**Data shown**
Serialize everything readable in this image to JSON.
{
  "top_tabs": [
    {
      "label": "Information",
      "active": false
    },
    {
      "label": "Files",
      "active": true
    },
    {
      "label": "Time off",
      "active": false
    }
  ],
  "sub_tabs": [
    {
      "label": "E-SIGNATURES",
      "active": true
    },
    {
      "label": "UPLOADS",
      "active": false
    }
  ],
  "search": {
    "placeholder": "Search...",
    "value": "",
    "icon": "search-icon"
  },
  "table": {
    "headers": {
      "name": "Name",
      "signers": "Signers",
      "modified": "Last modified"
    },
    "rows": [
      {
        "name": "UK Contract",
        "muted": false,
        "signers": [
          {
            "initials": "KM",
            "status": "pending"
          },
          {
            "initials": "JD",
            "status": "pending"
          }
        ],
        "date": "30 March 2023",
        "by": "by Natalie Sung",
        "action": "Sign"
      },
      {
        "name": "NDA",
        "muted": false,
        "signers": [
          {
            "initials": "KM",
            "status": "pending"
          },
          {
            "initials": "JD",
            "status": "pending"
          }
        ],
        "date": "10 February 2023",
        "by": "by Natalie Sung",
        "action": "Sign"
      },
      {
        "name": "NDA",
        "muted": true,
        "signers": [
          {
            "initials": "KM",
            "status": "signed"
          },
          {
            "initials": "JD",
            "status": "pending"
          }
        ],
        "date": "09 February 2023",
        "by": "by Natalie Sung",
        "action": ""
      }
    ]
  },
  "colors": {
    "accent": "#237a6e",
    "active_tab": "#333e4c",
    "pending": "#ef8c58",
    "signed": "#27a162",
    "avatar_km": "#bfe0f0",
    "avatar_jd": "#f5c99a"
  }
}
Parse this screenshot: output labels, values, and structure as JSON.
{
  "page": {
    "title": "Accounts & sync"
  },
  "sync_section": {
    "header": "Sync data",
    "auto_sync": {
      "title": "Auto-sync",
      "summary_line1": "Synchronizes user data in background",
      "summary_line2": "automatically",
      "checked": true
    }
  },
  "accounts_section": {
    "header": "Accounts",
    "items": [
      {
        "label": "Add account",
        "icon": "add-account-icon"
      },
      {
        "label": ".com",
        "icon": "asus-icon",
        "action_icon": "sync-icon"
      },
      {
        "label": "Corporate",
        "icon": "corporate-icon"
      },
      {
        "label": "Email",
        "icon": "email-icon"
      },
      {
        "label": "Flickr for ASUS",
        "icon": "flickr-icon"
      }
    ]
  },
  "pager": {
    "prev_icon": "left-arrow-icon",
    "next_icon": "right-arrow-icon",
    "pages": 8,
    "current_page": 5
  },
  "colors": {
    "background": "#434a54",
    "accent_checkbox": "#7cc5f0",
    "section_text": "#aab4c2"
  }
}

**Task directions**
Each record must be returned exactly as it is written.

**Solved exercise**
Serialize everything readable in this image to JSON.
{
  "top_tabs": [
    {
      "label": "Information",
      "active": false
    },
    {
      "label": "Files",
      "active": true
    },
    {
      "label": "Time off",
      "active": false
    }
  ],
  "sub_tabs": [
    {
      "label": "E-SIGNATURES",
      "active": true
    },
    {
      "label": "UPLOADS",
      "active": false
    }
  ],
  "search": {
    "placeholder": "Search...",
    "value": "",
    "icon": "search-icon"
  },
  "table": {
    "headers": {
      "name": "Name",
      "signers": "Signers",
      "modified": "Last modified"
    },
    "rows": [
      {
        "name": "UK Contract",
        "muted": false,
        "signers": [
          {
            "initials": "KM",
            "status": "pending"
          },
          {
            "initials": "JD",
            "status": "pending"
          }
        ],
        "date": "30 March 2023",
        "by": "by Natalie Sung",
        "action": "Sign"
      },
      {
        "name": "NDA",
        "muted": false,
        "signers": [
          {
            "initials": "KM",
            "status": "pending"
          },
          {
            "initials": "JD",
            "status": "pending"
          }
        ],
        "date": "10 February 2023",
        "by": "by Natalie Sung",
        "action": "Sign"
      },
      {
        "name": "NDA",
        "muted": true,
        "signers": [
          {
            "initials": "KM",
            "status": "signed"
          },
          {
            "initials": "JD",
            "status": "pending"
          }
        ],
        "date": "09 February 2023",
        "by": "by Natalie Sung",
        "action": ""
      }
    ]
  },
  "colors": {
    "accent": "#237a6e",
    "active_tab": "#333e4c",
    "pending": "#ef8c58",
    "signed": "#27a162",
    "avatar_km": "#bfe0f0",
    "avatar_jd": "#f5c99a"
  }
}
Parse this screenshot: output labels, values, and structure as JSON.
{
  "page": {
    "title": "Accounts & sync"
  },
  "sync_section": {
    "header": "Sync data",
    "auto_sync": {
      "title": "Auto-sync",
      "summary_line1": "Synchronizes user data in background",
      "summary_line2": "automatically",
      "checked": true
    }
  },
  "accounts_section": {
    "header": "Accounts",
    "items": [
      {
        "label": "Add account",
        "icon": "add-account-icon"
      },
      {
        "label": ".com",
        "icon": "asus-icon",
        "action_icon": "sync-icon"
      },
      {
        "label": "Corporate",
        "icon": "corporate-icon"
      },
      {
        "label": "Email",
        "icon": "email-icon"
      },
      {
        "label": "Flickr for ASUS",
        "icon": "flickr-icon"
      }
    ]
  },
  "pager": {
    "prev_icon": "left-arrow-icon",
    "next_icon": "right-arrow-icon",
    "pages": 8,
    "current_page": 5
  },
  "colors": {
    "background": "#434a54",
    "accent_checkbox": "#7cc5f0",
    "section_text": "#aab4c2"
  }
}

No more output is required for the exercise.